▶ _PROBLEM TO SOLVE_:
The material below must be restated exactly, line by line.

(Beginning of RECORDS SUPPLIED)

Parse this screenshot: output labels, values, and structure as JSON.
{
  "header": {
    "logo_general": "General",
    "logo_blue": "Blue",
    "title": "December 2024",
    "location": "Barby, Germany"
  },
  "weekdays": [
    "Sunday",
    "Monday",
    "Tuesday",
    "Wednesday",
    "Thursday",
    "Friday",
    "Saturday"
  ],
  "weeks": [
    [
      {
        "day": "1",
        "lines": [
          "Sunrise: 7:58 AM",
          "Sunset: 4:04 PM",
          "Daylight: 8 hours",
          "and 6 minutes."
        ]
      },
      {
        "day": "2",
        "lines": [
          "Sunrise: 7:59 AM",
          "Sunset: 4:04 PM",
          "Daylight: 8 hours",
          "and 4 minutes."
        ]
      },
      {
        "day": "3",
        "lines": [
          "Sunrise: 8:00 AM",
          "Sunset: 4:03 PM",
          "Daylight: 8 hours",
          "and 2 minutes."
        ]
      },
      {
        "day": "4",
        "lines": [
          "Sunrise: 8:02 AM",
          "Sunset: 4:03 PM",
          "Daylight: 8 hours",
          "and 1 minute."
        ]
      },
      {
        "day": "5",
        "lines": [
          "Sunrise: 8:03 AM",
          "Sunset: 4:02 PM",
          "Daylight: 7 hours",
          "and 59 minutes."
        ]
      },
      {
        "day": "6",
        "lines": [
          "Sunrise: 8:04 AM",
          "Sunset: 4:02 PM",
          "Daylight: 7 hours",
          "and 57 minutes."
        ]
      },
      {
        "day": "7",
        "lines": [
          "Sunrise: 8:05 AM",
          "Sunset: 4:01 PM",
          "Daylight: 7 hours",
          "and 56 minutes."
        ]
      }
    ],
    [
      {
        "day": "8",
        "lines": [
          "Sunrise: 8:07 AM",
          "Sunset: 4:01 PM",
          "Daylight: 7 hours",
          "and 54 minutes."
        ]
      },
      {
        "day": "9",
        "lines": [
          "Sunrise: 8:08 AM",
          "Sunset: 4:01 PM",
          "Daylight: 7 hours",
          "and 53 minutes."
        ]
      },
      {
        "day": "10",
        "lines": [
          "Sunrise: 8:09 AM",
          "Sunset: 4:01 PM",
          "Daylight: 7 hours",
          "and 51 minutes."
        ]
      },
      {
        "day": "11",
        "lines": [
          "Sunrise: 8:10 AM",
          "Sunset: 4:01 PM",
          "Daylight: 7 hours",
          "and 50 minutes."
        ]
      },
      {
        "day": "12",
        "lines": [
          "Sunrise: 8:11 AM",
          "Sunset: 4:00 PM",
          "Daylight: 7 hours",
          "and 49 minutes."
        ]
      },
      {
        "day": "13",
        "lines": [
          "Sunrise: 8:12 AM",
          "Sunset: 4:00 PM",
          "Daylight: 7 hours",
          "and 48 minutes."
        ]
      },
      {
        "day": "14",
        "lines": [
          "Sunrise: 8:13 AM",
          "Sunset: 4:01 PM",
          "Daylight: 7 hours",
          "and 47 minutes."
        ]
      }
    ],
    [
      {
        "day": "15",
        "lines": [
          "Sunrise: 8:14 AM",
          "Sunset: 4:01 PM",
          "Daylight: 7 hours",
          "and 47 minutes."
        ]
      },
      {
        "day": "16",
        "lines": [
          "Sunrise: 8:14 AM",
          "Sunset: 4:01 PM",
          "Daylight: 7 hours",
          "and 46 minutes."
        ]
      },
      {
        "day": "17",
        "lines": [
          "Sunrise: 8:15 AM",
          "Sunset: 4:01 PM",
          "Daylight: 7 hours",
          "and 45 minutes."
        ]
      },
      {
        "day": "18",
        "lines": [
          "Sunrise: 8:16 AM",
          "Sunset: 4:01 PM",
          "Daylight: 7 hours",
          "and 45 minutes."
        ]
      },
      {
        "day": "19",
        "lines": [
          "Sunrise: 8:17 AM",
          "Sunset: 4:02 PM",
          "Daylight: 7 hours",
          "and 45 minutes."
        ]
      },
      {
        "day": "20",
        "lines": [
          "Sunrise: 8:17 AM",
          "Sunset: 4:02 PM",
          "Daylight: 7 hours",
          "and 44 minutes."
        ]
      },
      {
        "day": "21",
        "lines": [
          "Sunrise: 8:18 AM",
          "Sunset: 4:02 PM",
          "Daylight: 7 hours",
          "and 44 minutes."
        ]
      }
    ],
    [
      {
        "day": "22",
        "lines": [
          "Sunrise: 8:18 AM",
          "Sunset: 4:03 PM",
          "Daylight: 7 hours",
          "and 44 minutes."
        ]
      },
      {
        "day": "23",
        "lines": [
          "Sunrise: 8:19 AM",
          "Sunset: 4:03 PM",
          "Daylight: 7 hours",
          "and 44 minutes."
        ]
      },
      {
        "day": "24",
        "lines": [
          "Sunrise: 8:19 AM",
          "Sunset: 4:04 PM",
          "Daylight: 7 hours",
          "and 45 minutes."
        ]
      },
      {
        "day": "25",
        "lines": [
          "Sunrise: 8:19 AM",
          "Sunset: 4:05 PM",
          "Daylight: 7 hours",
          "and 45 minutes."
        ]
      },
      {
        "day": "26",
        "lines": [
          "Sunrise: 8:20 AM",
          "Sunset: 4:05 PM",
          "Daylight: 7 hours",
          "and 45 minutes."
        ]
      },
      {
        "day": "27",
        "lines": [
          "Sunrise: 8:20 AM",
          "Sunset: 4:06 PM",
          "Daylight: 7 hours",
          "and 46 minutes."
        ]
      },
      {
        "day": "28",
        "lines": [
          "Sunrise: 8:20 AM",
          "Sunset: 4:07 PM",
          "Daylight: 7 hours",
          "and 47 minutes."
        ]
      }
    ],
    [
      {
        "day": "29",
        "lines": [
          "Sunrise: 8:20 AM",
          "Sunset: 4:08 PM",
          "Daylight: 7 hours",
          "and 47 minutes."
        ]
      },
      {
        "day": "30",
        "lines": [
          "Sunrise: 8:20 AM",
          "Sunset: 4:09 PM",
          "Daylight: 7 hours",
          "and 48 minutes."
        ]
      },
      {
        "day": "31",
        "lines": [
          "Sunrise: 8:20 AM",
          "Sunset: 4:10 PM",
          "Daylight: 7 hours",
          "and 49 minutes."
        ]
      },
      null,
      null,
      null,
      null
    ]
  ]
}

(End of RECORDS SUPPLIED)

▶ _YOUR RESPONSE_:
Parse this screenshot: output labels, values, and structure as JSON.
{
  "header": {
    "logo_general": "General",
    "logo_blue": "Blue",
    "title": "December 2024",
    "location": "Barby, Germany"
  },
  "weekdays": [
    "Sunday",
    "Monday",
    "Tuesday",
    "Wednesday",
    "Thursday",
    "Friday",
    "Saturday"
  ],
  "weeks": [
    [
      {
        "day": "1",
        "lines": [
          "Sunrise: 7:58 AM",
          "Sunset: 4:04 PM",
          "Daylight: 8 hours",
          "and 6 minutes."
        ]
      },
      {
        "day": "2",
        "lines": [
          "Sunrise: 7:59 AM",
          "Sunset: 4:04 PM",
          "Daylight: 8 hours",
          "and 4 minutes."
        ]
      },
      {
        "day": "3",
        "lines": [
          "Sunrise: 8:00 AM",
          "Sunset: 4:03 PM",
          "Daylight: 8 hours",
          "and 2 minutes."
        ]
      },
      {
        "day": "4",
        "lines": [
          "Sunrise: 8:02 AM",
          "Sunset: 4:03 PM",
          "Daylight: 8 hours",
          "and 1 minute."
        ]
      },
      {
        "day": "5",
        "lines": [
          "Sunrise: 8:03 AM",
          "Sunset: 4:02 PM",
          "Daylight: 7 hours",
          "and 59 minutes."
        ]
      },
      {
        "day": "6",
        "lines": [
          "Sunrise: 8:04 AM",
          "Sunset: 4:02 PM",
          "Daylight: 7 hours",
          "and 57 minutes."
        ]
      },
      {
        "day": "7",
        "lines": [
          "Sunrise: 8:05 AM",
          "Sunset: 4:01 PM",
          "Daylight: 7 hours",
          "and 56 minutes."
        ]
      }
    ],
    [
      {
        "day": "8",
        "lines": [
          "Sunrise: 8:07 AM",
          "Sunset: 4:01 PM",
          "Daylight: 7 hours",
          "and 54 minutes."
        ]
      },
      {
        "day": "9",
        "lines": [
          "Sunrise: 8:08 AM",
          "Sunset: 4:01 PM",
          "Daylight: 7 hours",
          "and 53 minutes."
        ]
      },
      {
        "day": "10",
        "lines": [
          "Sunrise: 8:09 AM",
          "Sunset: 4:01 PM",
          "Daylight: 7 hours",
          "and 51 minutes."
        ]
      },
      {
        "day": "11",
        "lines": [
          "Sunrise: 8:10 AM",
          "Sunset: 4:01 PM",
          "Daylight: 7 hours",
          "and 50 minutes."
        ]
      },
      {
        "day": "12",
        "lines": [
          "Sunrise: 8:11 AM",
          "Sunset: 4:00 PM",
          "Daylight: 7 hours",
          "and 49 minutes."
        ]
      },
      {
        "day": "13",
        "lines": [
          "Sunrise: 8:12 AM",
          "Sunset: 4:00 PM",
          "Daylight: 7 hours",
          "and 48 minutes."
        ]
      },
      {
        "day": "14",
        "lines": [
          "Sunrise: 8:13 AM",
          "Sunset: 4:01 PM",
          "Daylight: 7 hours",
          "and 47 minutes."
        ]
      }
    ],
    [
      {
        "day": "15",
        "lines": [
          "Sunrise: 8:14 AM",
          "Sunset: 4:01 PM",
          "Daylight: 7 hours",
          "and 47 minutes."
        ]
      },
      {
        "day": "16",
        "lines": [
          "Sunrise: 8:14 AM",
          "Sunset: 4:01 PM",
          "Daylight: 7 hours",
          "and 46 minutes."
        ]
      },
      {
        "day": "17",
        "lines": [
          "Sunrise: 8:15 AM",
          "Sunset: 4:01 PM",
          "Daylight: 7 hours",
          "and 45 minutes."
        ]
      },
      {
        "day": "18",
        "lines": [
          "Sunrise: 8:16 AM",
          "Sunset: 4:01 PM",
          "Daylight: 7 hours",
          "and 45 minutes."
        ]
      },
      {
        "day": "19",
        "lines": [
          "Sunrise: 8:17 AM",
          "Sunset: 4:02 PM",
          "Daylight: 7 hours",
          "and 45 minutes."
        ]
      },
      {
        "day": "20",
        "lines": [
          "Sunrise: 8:17 AM",
          "Sunset: 4:02 PM",
          "Daylight: 7 hours",
          "and 44 minutes."
        ]
      },
      {
        "day": "21",
        "lines": [
          "Sunrise: 8:18 AM",
          "Sunset: 4:02 PM",
          "Daylight: 7 hours",
          "and 44 minutes."
        ]
      }
    ],
    [
      {
        "day": "22",
        "lines": [
          "Sunrise: 8:18 AM",
          "Sunset: 4:03 PM",
          "Daylight: 7 hours",
          "and 44 minutes."
        ]
      },
      {
        "day": "23",
        "lines": [
          "Sunrise: 8:19 AM",
          "Sunset: 4:03 PM",
          "Daylight: 7 hours",
          "and 44 minutes."
        ]
      },
      {
        "day": "24",
        "lines": [
          "Sunrise: 8:19 AM",
          "Sunset: 4:04 PM",
          "Daylight: 7 hours",
          "and 45 minutes."
        ]
      },
      {
        "day": "25",
        "lines": [
          "Sunrise: 8:19 AM",
          "Sunset: 4:05 PM",
          "Daylight: 7 hours",
          "and 45 minutes."
        ]
      },
      {
        "day": "26",
        "lines": [
          "Sunrise: 8:20 AM",
          "Sunset: 4:05 PM",
          "Daylight: 7 hours",
          "and 45 minutes."
        ]
      },
      {
        "day": "27",
        "lines": [
          "Sunrise: 8:20 AM",
          "Sunset: 4:06 PM",
          "Daylight: 7 hours",
          "and 46 minutes."
        ]
      },
      {
        "day": "28",
        "lines": [
          "Sunrise: 8:20 AM",
          "Sunset: 4:07 PM",
          "Daylight: 7 hours",
          "and 47 minutes."
        ]
      }
    ],
    [
      {
        "day": "29",
        "lines": [
          "Sunrise: 8:20 AM",
          "Sunset: 4:08 PM",
          "Daylight: 7 hours",
          "and 47 minutes."
        ]
      },
      {
        "day": "30",
        "lines": [
          "Sunrise: 8:20 AM",
          "Sunset: 4:09 PM",
          "Daylight: 7 hours",
          "and 48 minutes."
        ]
      },
      {
        "day": "31",
        "lines": [
          "Sunrise: 8:20 AM",
          "Sunset: 4:10 PM",
          "Daylight: 7 hours",
          "and 49 minutes."
        ]
      },
      null,
      null,
      null,
      null
    ]
  ]
}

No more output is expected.